[Task] Scan the records below. Copy every line in which the word "label" appears.

Web page and app entries
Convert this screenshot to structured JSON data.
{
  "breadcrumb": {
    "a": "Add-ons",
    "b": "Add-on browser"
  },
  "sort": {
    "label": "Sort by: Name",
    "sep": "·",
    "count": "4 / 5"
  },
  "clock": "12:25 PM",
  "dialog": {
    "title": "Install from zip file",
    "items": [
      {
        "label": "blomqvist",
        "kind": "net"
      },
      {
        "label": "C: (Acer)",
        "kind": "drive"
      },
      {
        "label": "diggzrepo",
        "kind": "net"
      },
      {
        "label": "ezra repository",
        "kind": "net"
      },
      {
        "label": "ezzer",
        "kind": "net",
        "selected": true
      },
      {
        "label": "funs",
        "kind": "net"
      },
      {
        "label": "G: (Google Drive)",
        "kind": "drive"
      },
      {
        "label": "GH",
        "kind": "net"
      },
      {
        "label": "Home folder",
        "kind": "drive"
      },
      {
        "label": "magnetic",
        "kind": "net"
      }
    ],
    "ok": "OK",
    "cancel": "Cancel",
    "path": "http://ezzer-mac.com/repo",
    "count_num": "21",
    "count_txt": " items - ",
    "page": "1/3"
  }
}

[Answer box]
    "label": "Sort by: Name",
        "label": "blomqvist",
        "label": "C: (Acer)",
        "label": "diggzrepo",
        "label": "ezra repository",
        "label": "ezzer",
        "label": "funs",
        "label": "G: (Google Drive)",
        "label": "GH",
        "label": "Home folder",
        "label": "magnetic",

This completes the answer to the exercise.